DATASET RECORDS:
################

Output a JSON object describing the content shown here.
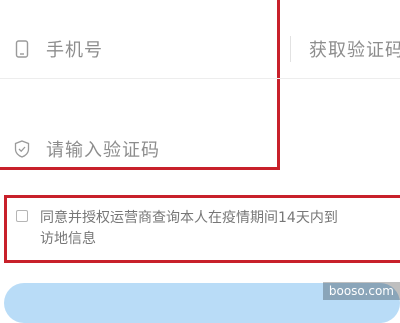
{
  "form": {
    "phone_placeholder": "手机号",
    "get_code_label": "获取验证码",
    "code_placeholder": "请输入验证码"
  },
  "consent": {
    "text": "同意并授权运营商查询本人在疫情期间14天内到\n访地信息"
  },
  "watermark": "booso.com",
  "colors": {
    "highlight_box": "#c8202a",
    "submit_button": "#b9dcf7",
    "placeholder_text": "#8d8d8d"
  }
}
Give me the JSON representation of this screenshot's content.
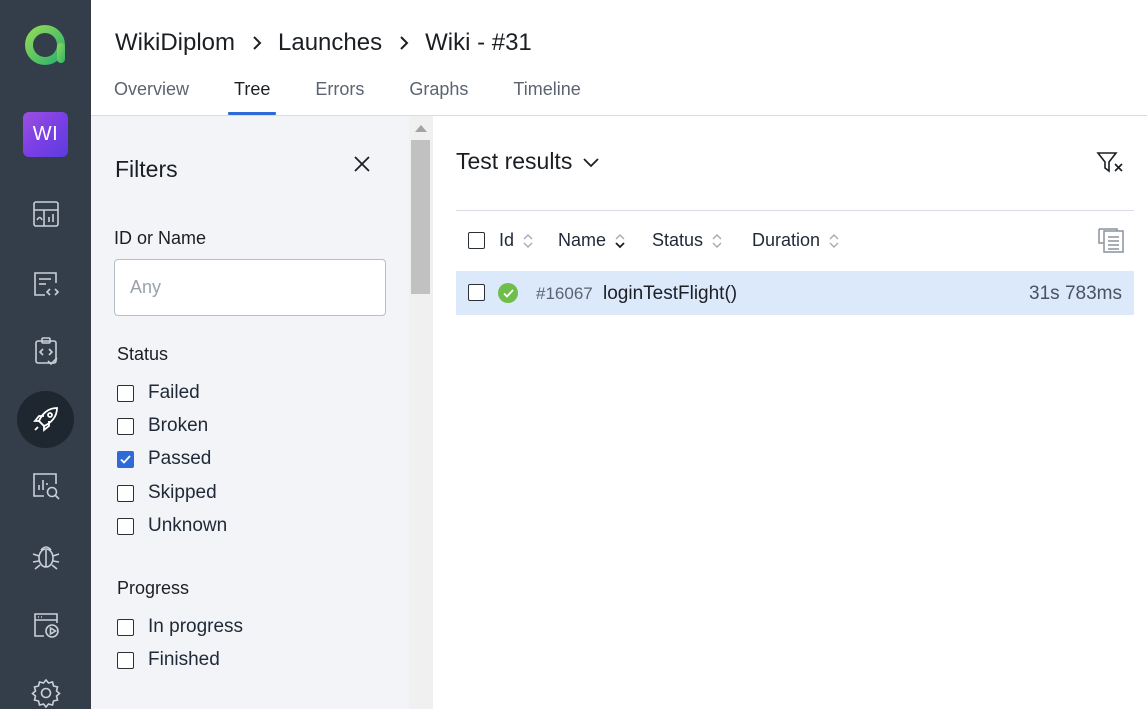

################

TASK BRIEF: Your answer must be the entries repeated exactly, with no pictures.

EXERCISE OUTPUT:
Output a JSON object describing the content shown here.
{
  "form": {
    "phone_placeholder": "手机号",
    "get_code_label": "获取验证码",
    "code_placeholder": "请输入验证码"
  },
  "consent": {
    "text": "同意并授权运营商查询本人在疫情期间14天内到\n访地信息"
  },
  "watermark": "booso.com",
  "colors": {
    "highlight_box": "#c8202a",
    "submit_button": "#b9dcf7",
    "placeholder_text": "#8d8d8d"
  }
}
Give me the JSON representation of this screenshot's content.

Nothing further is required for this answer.